EXERCISE DETAILS
Only the lines that contain the string "subtitle" belong in the answer; pull them from the records.
☆ ☆ ☆ ☆ ☆
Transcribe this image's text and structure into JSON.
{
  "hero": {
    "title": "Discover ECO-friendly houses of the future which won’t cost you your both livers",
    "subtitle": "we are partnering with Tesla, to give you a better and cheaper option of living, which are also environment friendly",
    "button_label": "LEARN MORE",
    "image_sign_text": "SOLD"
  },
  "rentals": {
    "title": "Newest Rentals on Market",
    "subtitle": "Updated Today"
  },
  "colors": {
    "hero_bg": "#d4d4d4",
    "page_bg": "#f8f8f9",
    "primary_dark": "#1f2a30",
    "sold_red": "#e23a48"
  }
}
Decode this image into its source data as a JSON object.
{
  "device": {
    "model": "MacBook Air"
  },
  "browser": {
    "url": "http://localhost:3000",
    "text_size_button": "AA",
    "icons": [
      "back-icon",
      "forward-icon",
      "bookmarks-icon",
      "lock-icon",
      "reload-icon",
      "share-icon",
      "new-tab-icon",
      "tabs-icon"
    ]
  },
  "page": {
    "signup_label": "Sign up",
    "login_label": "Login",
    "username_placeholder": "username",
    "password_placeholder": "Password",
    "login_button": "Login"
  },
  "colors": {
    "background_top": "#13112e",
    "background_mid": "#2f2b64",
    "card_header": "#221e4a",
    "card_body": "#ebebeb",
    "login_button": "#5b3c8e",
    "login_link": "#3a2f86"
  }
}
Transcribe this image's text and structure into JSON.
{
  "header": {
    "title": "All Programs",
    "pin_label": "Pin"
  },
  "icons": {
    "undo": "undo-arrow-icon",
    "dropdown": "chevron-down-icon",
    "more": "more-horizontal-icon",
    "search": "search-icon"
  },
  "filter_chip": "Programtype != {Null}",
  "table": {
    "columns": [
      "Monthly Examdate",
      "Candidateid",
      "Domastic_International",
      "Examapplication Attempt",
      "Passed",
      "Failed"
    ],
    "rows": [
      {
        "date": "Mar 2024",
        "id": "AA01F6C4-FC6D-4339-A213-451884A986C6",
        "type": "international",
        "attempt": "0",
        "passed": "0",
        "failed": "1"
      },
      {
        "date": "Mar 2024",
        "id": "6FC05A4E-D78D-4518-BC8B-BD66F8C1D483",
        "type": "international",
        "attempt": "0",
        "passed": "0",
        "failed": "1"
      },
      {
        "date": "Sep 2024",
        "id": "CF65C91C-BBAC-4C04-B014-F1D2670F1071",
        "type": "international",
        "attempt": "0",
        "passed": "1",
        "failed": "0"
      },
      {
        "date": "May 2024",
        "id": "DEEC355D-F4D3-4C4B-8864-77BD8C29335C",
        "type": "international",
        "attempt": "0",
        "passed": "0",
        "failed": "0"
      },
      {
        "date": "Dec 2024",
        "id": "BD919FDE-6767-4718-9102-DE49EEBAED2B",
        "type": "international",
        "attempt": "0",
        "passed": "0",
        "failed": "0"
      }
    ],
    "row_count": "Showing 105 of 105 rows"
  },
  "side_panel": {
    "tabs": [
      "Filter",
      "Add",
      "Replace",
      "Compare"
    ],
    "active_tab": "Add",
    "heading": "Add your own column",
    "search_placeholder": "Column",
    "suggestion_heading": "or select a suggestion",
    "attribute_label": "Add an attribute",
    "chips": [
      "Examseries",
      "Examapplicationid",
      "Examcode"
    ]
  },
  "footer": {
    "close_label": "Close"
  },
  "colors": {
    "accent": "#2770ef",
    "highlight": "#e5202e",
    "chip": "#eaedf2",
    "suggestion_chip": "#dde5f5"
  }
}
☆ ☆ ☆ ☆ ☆
TASK SOLUTION
    "subtitle": "we are partnering with Tesla, to give you a better and cheaper option of living, which are also environment friendly",
    "subtitle": "Updated Today"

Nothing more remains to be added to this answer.